Last November my hometown,Berkeley, announced they would loan homeowners the money for a rooftop solar system with no down payment in return for paying it off through property taxes. There goes my radical little city with another innovative solution.
I was so excited about this development and what it means for residential solar systems that I started researching the topic. Just this week, my colleague Annie Carmichael and I published a paper on the Municipal Property Tax Financing.
For solar nerds, it’s no secret that residential solar installations have lagged far behind commercial installations in the last several years. Residential solar installations have had to make due with a $2000 cap on the federal tax credit and without the creative solar financing arrangement know as a “power purchase agreement.” What that added up to was the need for some serious capital outlays for a homeowner to go solar.
Municipal property tax financing removes the upfront costs of going solar. This city financing scheme has several other sweet benefits. First, the loan payments are fixed for 20 years at reasonable interest rates. Second, the loans are neither dependant nor do they impact homeowner credit. Third, the loan is a tax assessment tied to the property, not the property owner, so if the current owner sells the remainder of the payments go to the next owner who also reaps the solar benefits.
I believe this innovative financing policy has the potential to greatly increase the amount of residential solar rooftops installations. Several cities- Palm Desert, Boulder- already have plans underway to offer this type of solar financing to their residents. And we have heard from many more city officials who are keenly interested.
California cities have the state go-ahead to implement a municipal property tax financing program. Cities in other states will need to amend state code to allow authority. The paper provides a how-to for other states.

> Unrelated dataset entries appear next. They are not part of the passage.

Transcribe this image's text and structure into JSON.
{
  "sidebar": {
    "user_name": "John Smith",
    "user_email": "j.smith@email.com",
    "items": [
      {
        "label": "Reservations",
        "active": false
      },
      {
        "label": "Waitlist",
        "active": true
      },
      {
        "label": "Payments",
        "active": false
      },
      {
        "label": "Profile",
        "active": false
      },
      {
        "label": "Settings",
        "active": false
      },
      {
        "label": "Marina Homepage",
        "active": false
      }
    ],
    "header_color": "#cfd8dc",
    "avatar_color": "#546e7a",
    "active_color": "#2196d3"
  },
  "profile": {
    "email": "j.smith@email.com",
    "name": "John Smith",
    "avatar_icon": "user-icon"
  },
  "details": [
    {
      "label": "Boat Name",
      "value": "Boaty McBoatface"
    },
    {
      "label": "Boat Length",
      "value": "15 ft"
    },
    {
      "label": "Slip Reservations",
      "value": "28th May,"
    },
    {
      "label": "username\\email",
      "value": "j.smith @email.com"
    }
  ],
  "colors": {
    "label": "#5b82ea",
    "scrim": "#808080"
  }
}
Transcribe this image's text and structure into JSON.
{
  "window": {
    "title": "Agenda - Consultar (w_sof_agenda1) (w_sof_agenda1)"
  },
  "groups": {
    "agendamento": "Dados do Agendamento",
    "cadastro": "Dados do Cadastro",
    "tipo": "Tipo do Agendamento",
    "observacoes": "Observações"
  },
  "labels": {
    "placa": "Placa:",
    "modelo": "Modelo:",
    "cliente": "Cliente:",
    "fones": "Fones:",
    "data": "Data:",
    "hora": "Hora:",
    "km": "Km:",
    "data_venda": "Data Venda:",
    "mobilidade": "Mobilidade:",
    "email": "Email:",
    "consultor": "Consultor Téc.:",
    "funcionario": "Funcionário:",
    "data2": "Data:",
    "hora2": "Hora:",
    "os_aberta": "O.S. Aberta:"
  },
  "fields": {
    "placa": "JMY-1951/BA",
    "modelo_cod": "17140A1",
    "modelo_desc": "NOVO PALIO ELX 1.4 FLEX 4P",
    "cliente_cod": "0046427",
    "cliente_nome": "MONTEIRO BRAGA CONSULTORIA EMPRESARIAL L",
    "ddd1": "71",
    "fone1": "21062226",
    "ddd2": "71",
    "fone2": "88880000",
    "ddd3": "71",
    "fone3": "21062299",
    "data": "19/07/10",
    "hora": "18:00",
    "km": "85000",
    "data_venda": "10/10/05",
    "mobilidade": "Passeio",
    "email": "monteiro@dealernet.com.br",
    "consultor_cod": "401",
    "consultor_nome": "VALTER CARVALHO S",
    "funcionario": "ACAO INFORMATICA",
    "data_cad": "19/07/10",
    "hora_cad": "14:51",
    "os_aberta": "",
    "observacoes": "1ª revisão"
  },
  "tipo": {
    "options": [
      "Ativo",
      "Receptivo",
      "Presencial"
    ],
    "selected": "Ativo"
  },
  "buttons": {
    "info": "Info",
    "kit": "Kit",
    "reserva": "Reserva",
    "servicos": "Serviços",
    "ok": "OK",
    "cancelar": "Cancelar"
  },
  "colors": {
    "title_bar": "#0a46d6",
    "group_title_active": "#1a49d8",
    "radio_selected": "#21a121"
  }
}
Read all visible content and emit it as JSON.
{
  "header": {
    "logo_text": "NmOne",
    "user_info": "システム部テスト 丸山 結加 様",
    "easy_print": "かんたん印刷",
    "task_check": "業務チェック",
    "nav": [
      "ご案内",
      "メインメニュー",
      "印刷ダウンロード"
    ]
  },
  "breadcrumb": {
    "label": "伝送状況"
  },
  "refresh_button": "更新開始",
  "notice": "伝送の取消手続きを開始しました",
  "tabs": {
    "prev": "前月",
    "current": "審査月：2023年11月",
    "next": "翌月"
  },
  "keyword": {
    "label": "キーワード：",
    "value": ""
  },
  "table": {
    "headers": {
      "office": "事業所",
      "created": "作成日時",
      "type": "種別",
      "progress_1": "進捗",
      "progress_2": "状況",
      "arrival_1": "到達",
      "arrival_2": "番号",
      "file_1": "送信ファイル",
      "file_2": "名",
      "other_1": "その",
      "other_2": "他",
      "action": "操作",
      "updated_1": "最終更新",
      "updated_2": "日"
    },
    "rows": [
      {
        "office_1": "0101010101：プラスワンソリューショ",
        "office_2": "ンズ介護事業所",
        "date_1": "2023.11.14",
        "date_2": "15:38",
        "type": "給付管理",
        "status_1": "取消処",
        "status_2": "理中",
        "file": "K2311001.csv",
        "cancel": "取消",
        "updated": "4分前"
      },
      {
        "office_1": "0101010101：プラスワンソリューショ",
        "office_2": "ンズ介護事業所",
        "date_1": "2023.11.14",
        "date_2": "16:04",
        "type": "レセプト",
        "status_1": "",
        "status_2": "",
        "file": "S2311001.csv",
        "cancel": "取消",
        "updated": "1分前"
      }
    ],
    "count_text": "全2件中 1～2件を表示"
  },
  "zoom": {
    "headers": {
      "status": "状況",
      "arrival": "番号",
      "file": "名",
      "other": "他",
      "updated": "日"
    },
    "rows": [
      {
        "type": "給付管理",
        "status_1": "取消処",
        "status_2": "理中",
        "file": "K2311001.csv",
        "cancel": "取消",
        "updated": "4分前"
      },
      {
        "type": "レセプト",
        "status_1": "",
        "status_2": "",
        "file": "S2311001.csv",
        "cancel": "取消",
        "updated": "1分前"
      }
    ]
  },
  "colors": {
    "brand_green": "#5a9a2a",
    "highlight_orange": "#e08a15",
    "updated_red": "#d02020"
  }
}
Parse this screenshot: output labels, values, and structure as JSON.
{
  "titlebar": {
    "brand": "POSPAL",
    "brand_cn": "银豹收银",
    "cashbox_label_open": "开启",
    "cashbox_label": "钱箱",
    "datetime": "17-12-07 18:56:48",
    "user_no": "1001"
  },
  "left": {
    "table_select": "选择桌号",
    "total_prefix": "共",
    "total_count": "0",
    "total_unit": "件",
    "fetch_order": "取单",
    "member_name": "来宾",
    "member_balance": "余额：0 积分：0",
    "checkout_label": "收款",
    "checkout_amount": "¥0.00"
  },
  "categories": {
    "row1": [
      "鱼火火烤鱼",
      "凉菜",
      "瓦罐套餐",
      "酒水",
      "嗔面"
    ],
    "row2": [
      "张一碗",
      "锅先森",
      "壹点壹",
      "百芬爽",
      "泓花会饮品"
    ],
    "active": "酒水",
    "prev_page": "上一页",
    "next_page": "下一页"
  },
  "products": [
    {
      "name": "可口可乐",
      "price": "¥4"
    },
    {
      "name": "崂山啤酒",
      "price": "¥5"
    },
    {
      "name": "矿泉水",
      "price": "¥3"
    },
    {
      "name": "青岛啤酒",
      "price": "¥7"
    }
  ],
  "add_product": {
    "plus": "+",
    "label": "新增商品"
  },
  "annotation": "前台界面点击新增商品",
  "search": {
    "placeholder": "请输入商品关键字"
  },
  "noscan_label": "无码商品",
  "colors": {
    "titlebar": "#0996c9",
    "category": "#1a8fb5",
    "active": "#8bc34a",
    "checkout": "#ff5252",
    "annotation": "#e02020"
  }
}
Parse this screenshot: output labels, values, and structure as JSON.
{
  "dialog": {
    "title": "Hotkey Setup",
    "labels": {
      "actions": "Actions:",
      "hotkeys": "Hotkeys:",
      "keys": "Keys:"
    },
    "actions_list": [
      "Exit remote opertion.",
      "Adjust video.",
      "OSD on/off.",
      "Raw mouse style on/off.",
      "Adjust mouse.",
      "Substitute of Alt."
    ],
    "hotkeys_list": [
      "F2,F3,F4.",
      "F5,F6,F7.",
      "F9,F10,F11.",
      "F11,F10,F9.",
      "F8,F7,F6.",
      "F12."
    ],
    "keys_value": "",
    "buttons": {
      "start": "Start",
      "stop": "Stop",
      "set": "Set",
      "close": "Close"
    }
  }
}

If I had had to buy my 2004 Prius without easy access to financing, I wouldn’t have one. Now with the Berkeley solar financing, called BerkeleyFIRST (financing initiative for renewable and solar technology) I am calling my Berkeley landlords to get them interested in this win-win solar opportunity. That and waiting to own my own solar-powered house.